I need the number of lines in the data that contain the word "yours", and nothing beyond it.

**Extracted data entries**.
*** Begin section ***
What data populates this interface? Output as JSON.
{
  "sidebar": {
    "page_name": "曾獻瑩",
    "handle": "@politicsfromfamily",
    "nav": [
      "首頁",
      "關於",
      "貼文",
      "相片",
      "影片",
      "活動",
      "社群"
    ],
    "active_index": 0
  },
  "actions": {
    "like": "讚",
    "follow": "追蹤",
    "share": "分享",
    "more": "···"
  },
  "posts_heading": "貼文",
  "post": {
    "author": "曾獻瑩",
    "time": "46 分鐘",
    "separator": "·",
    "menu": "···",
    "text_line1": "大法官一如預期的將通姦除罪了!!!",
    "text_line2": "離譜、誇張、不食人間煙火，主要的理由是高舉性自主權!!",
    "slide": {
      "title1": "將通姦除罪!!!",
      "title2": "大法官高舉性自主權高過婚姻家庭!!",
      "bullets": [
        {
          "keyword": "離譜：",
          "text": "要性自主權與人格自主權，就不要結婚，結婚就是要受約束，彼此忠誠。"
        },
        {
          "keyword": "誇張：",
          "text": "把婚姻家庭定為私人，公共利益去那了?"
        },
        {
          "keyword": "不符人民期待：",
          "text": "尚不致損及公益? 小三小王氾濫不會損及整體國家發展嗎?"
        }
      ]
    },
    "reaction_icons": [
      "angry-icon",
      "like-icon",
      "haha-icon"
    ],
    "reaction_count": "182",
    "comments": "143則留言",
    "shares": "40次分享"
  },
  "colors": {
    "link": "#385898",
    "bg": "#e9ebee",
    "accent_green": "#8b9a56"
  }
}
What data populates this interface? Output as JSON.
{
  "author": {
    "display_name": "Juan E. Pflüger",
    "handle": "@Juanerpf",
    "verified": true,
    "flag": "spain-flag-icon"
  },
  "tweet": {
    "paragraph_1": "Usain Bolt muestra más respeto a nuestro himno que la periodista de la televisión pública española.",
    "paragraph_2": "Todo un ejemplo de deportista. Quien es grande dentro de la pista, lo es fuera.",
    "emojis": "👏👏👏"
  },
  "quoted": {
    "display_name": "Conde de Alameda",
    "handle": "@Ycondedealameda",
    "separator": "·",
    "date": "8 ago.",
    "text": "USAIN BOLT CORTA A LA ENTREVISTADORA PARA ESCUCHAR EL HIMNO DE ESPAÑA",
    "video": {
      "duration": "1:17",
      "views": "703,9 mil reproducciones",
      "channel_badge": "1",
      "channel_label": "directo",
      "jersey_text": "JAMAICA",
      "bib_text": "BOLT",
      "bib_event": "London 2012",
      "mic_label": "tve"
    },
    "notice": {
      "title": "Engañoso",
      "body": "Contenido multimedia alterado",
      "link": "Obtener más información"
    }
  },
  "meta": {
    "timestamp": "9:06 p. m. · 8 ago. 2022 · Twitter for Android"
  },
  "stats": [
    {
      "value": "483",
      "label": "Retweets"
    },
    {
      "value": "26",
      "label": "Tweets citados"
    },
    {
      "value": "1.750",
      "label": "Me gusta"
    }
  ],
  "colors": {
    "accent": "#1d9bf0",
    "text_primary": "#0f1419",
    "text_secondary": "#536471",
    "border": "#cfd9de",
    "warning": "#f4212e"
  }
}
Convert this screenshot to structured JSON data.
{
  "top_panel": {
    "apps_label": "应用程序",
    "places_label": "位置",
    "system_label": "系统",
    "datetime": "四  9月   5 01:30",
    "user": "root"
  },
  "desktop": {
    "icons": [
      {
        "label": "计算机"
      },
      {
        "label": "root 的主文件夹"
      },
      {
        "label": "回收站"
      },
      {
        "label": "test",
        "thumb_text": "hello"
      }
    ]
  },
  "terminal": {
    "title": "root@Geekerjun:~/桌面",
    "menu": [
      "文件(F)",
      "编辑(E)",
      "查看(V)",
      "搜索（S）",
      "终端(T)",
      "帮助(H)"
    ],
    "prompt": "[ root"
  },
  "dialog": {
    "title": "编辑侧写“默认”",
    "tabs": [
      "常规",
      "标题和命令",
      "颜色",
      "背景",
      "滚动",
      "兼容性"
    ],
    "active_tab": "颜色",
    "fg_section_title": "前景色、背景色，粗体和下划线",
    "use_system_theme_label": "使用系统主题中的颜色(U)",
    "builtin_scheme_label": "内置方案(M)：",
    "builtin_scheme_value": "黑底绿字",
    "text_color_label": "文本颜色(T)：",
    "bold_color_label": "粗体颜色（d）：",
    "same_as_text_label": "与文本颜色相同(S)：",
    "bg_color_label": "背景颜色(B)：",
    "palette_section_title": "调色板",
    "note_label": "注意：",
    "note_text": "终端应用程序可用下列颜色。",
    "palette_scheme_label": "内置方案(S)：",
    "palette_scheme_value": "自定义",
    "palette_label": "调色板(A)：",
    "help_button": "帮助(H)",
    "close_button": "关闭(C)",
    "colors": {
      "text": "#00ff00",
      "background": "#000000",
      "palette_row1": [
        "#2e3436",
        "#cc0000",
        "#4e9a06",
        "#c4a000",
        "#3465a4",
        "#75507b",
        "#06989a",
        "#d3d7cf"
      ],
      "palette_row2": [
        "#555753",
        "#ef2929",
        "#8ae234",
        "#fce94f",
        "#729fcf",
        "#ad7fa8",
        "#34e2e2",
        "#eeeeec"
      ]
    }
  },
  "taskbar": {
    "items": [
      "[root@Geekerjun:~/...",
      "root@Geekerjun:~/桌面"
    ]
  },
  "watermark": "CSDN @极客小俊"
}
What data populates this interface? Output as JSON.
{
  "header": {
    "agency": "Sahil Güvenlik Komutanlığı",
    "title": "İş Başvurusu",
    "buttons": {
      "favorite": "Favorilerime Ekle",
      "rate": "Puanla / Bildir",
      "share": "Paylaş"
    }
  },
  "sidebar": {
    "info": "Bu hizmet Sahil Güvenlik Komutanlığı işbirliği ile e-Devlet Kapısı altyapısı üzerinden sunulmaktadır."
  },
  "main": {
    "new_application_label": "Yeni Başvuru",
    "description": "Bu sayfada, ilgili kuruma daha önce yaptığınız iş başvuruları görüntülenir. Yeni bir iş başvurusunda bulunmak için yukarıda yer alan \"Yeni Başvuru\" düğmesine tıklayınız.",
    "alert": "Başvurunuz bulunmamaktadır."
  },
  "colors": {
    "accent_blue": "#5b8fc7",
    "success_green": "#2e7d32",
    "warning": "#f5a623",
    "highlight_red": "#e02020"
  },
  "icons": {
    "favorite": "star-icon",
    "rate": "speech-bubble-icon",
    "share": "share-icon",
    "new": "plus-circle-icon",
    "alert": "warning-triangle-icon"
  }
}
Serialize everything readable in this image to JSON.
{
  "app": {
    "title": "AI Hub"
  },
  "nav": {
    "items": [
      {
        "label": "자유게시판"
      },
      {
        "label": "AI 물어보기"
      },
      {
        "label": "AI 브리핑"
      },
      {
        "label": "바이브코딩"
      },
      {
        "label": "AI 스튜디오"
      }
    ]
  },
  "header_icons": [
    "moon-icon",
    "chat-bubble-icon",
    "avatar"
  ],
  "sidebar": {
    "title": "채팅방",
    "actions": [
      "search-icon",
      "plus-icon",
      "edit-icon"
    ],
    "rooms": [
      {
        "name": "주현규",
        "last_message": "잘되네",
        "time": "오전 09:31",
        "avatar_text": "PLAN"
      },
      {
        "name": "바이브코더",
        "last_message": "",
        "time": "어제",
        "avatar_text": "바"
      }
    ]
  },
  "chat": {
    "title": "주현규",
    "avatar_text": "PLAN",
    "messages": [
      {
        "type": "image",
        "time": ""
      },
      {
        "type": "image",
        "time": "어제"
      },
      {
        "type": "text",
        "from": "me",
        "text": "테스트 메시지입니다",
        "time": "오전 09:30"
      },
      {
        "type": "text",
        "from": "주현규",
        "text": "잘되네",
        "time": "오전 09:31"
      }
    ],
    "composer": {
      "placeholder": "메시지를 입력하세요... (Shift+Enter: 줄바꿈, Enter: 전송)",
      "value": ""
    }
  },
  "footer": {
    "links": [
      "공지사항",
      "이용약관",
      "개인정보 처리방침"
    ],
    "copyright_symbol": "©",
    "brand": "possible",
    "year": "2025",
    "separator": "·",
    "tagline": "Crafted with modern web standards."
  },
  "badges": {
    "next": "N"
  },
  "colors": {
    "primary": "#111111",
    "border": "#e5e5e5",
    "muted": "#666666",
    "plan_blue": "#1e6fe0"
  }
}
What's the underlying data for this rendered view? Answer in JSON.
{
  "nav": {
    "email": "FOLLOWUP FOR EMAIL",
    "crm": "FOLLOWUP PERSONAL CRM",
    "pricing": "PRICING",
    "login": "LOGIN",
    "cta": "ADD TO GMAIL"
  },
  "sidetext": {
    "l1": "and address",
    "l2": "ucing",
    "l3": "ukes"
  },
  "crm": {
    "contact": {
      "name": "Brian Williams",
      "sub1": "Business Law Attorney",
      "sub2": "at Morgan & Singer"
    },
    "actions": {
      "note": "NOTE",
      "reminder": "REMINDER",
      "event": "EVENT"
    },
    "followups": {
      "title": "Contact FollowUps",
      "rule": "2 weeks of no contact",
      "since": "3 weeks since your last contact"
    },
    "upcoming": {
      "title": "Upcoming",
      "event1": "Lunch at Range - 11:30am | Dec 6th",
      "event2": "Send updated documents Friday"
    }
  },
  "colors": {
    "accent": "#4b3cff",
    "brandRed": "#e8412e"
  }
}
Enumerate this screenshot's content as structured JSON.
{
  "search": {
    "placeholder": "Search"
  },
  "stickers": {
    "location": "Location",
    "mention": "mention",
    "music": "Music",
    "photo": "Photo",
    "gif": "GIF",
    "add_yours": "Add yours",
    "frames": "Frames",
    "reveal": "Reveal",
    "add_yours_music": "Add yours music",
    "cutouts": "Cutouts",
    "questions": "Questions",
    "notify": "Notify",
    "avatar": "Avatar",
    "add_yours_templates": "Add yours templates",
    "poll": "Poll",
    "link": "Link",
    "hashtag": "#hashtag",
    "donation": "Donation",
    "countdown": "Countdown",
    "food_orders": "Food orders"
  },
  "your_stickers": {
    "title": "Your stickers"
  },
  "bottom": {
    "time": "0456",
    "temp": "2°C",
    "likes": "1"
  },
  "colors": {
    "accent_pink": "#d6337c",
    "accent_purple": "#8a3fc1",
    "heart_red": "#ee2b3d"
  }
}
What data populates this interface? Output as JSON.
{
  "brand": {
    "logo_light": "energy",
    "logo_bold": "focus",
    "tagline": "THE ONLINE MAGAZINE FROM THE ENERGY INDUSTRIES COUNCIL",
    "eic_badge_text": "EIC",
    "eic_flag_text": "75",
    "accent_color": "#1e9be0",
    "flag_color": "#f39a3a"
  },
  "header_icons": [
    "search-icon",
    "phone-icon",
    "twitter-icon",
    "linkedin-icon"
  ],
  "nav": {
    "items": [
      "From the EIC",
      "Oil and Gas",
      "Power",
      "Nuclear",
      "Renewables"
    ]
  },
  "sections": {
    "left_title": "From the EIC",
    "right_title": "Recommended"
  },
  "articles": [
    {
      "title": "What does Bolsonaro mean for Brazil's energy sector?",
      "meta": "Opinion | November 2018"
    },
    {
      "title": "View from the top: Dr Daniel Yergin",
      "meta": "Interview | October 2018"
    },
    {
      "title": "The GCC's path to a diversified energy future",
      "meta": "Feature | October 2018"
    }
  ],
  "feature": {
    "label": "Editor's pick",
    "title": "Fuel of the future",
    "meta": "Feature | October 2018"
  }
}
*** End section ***
**RESULT OF THE TASK**. 3